As posted previously, one of the big challenges the cleantech community faces is the reliance of many pivotal technologies on rare earth minerals that are mainly located in China and increasingly subject to supply curtailment. Neodymium is of particular concern for so-called permanent-magnet motors and generators.
In response, a number of companies are seeking alternatives to neodymium-based permanent magnets. According to this recent article in The Economist, Toyota (NYSE: TM) is believed to have exhumed an AC induction motor designed initially the brilliant/mad (take your pick) scientist Nikolai Tesla in 1888.
This is yet another example of cleantech innovations that resuscitate long-lost ideas discarded way-back-when for a certain reason and re-examining them in light of improvements and advancements that had been made in the intervening period that can eliminate the challenges heretofore thwarting their successful development.
In this particular case, the advent of semiconductors and microcomputer-based controls enables modulation of the induction motor’s speed at thousands of times per second — something that Tesla could only have dreamed about.
I spoke in June with Joe Kovach, the head of the newly-formed Corporate Technology Venture group at Parker Hannifin (NYSE: PH), who said that one of his priorities was to mine some of the company’s old overlooked intellectual property that had been essentially discarded due to then-infeasibility and view those prior discoveries through the lens of the spectrum of technologies that are now available today.

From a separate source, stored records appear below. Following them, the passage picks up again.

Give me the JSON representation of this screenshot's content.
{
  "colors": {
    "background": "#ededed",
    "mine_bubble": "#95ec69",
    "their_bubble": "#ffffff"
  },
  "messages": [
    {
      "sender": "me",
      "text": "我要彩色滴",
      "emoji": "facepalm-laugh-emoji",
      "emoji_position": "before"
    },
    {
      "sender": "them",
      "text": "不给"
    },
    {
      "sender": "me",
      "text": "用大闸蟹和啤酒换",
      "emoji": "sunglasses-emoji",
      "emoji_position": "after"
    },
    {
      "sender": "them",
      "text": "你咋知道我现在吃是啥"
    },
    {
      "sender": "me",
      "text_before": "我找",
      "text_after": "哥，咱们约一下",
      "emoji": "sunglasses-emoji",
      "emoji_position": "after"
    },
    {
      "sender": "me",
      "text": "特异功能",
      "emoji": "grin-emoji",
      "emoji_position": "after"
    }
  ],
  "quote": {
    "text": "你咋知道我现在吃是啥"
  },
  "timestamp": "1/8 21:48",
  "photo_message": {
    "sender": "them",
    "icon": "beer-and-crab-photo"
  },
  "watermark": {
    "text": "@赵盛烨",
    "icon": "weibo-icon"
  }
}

I suspect that lots of progress can be made in the cleantech space if more of us were to similarly go back to the future.